◆ **YOUR OBJECTIVE**: Where the records below show the word "bsky" in a line, please copy that line.

Recorded data
---------------

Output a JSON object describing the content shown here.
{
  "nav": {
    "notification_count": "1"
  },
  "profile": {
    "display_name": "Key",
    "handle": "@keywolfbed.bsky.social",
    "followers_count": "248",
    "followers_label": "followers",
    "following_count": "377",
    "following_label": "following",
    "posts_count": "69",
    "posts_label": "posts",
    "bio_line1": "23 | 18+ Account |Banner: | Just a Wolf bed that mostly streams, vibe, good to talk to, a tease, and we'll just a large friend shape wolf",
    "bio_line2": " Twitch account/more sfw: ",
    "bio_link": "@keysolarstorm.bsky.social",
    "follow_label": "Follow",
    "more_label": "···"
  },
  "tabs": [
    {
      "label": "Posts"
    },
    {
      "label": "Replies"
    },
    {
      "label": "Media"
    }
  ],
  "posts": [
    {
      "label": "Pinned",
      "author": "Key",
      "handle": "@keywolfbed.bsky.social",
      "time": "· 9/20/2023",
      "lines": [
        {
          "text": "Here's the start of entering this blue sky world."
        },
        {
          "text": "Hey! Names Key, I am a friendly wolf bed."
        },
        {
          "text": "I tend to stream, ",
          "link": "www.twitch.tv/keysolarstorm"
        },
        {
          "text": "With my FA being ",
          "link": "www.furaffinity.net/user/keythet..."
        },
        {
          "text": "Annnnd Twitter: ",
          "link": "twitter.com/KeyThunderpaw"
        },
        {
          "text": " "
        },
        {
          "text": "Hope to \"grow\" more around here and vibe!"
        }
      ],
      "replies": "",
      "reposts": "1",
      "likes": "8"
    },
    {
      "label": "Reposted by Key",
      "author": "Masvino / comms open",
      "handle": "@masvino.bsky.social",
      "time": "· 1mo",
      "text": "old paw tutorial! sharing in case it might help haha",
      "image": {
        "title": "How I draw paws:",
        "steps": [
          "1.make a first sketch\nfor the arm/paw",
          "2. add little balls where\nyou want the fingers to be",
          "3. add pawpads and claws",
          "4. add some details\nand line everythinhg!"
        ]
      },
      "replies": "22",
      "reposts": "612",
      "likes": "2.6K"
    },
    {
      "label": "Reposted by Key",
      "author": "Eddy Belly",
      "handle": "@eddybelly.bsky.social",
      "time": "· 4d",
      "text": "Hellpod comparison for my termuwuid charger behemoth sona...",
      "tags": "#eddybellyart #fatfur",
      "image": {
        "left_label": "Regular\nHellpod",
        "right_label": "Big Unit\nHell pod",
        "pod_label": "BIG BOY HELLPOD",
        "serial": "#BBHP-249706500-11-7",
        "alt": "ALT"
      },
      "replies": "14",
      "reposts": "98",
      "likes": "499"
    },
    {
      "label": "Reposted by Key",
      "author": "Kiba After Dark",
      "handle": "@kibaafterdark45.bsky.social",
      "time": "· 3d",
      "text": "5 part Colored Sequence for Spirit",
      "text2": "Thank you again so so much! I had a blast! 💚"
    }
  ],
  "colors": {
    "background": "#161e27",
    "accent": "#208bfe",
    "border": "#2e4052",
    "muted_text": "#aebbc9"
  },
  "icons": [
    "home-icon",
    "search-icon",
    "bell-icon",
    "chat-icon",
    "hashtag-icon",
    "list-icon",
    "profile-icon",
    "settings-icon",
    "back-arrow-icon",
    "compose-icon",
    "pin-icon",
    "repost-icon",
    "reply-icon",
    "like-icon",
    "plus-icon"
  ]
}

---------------

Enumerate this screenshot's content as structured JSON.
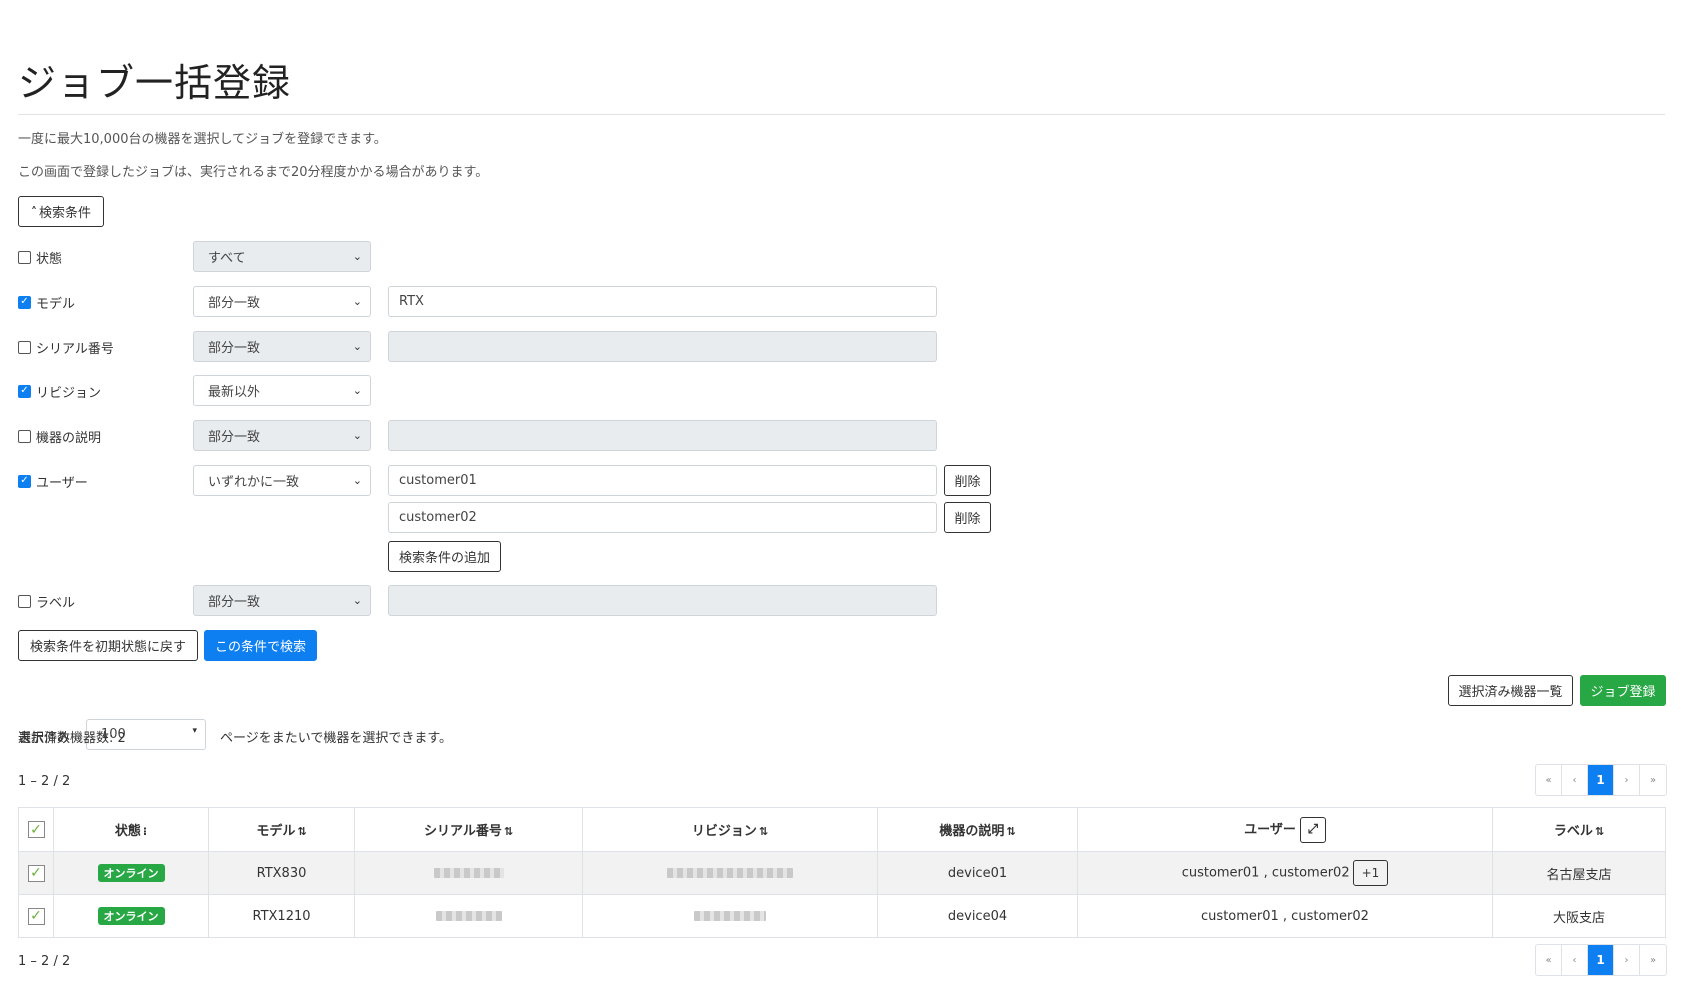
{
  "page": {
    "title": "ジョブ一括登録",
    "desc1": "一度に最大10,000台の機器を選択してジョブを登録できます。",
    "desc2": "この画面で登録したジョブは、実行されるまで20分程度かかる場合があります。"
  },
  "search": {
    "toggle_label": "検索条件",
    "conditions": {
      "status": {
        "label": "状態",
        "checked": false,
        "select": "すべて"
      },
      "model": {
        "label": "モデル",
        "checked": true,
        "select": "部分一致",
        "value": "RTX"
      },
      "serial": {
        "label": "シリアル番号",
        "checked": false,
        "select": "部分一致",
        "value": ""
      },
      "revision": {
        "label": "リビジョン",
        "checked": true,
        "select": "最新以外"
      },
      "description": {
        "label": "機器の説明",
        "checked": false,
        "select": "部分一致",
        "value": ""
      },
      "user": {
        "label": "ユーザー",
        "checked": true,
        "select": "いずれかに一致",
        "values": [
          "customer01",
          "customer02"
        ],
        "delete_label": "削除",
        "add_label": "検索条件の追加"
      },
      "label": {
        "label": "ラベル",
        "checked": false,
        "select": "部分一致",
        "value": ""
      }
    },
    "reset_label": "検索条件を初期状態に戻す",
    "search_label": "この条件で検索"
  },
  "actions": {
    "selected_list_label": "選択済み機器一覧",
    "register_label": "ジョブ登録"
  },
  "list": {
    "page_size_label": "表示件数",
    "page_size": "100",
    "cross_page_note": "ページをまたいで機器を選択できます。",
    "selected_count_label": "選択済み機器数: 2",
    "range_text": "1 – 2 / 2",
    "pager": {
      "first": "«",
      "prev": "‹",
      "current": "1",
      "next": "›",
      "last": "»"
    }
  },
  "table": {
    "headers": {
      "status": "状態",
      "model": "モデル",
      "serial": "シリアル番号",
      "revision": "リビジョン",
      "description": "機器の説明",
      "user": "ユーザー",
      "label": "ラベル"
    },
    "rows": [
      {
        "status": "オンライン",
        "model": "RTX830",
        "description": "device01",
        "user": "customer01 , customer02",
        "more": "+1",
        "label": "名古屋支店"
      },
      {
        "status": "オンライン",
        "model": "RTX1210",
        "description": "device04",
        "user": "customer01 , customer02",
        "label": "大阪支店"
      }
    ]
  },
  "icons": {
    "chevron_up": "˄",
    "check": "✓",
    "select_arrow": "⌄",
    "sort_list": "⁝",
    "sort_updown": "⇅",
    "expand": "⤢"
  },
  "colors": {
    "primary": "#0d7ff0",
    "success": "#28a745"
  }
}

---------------

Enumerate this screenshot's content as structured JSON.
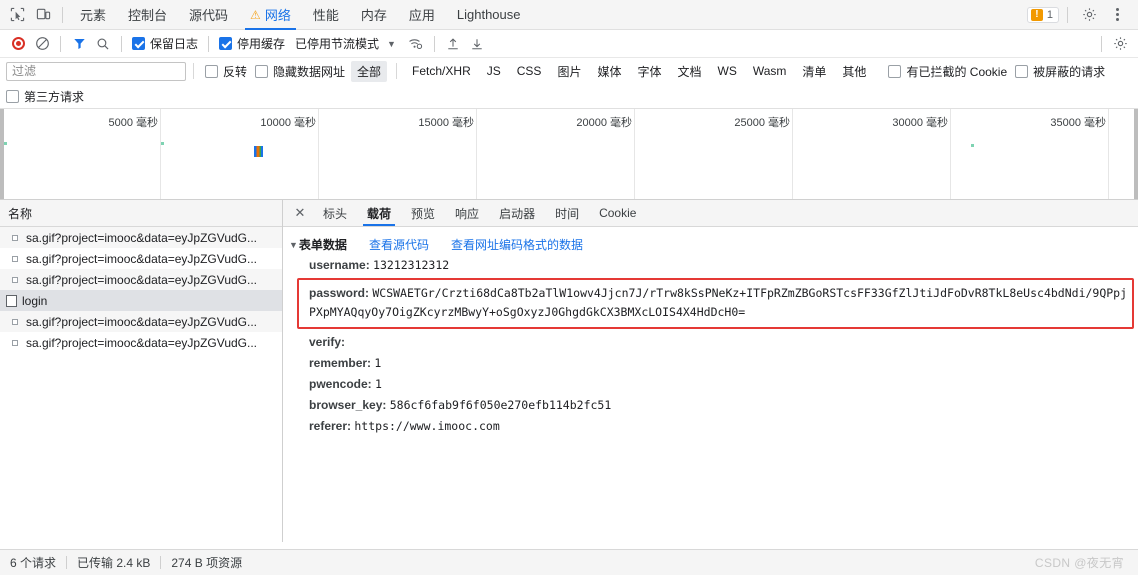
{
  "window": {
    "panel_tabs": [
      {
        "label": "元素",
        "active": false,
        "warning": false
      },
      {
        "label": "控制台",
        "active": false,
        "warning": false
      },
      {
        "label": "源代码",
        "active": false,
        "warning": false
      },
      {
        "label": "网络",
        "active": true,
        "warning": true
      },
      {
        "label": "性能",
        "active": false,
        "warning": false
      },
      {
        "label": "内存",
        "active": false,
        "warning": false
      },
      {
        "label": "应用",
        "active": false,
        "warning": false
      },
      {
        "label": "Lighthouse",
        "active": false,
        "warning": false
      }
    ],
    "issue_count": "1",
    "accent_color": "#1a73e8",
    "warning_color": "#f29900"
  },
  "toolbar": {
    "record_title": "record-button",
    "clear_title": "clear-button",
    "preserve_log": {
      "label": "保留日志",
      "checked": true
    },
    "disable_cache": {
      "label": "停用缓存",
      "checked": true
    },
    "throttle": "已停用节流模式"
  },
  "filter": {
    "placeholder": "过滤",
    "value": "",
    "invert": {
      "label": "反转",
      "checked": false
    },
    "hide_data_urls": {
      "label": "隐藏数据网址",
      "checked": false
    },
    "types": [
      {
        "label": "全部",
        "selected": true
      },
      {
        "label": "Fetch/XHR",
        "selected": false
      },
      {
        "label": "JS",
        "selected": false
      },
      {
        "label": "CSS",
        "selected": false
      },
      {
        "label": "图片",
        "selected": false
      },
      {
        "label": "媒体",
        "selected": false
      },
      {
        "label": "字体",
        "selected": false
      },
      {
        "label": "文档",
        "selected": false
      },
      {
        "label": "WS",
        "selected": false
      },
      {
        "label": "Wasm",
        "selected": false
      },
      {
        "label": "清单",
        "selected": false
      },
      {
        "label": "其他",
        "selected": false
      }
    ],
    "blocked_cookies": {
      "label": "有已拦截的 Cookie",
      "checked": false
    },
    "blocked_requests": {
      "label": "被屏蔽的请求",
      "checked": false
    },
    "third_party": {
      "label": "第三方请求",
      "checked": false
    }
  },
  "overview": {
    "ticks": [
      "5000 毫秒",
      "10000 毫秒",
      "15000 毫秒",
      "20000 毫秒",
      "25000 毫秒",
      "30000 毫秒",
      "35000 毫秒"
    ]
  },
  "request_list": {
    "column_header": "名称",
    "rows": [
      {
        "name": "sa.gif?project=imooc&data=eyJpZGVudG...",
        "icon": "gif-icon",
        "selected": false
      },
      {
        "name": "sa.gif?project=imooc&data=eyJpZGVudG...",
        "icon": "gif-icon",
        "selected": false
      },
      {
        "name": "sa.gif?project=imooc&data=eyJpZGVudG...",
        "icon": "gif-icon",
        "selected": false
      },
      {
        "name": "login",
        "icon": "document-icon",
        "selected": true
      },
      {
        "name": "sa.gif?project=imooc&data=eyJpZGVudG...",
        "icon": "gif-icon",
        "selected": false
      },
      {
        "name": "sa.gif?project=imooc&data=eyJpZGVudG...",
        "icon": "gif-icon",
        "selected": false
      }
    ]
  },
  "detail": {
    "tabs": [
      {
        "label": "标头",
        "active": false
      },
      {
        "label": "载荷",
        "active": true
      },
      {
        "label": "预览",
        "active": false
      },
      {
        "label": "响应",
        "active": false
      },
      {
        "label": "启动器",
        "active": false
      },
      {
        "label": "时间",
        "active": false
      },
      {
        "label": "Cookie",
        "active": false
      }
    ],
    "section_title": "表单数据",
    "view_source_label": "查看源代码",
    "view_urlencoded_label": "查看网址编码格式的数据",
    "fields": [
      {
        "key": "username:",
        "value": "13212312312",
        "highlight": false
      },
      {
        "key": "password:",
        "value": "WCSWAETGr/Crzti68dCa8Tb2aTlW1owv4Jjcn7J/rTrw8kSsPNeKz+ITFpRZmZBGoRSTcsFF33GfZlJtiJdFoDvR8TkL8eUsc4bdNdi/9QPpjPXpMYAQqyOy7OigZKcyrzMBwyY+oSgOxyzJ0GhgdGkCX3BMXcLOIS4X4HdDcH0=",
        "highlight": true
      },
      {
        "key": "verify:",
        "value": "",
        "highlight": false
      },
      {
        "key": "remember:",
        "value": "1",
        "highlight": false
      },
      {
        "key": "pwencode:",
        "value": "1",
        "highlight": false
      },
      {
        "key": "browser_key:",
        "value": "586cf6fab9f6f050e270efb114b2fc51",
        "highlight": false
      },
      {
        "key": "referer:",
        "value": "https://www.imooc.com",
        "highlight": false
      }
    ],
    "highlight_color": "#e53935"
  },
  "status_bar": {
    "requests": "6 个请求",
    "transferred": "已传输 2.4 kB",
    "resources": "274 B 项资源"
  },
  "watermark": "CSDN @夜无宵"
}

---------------

◆ **EXERCISE ANSWER**:
    "handle": "@keywolfbed.bsky.social",
    "bio_link": "@keysolarstorm.bsky.social",
      "handle": "@keywolfbed.bsky.social",
      "handle": "@masvino.bsky.social",
      "handle": "@eddybelly.bsky.social",
      "handle": "@kibaafterdark45.bsky.social",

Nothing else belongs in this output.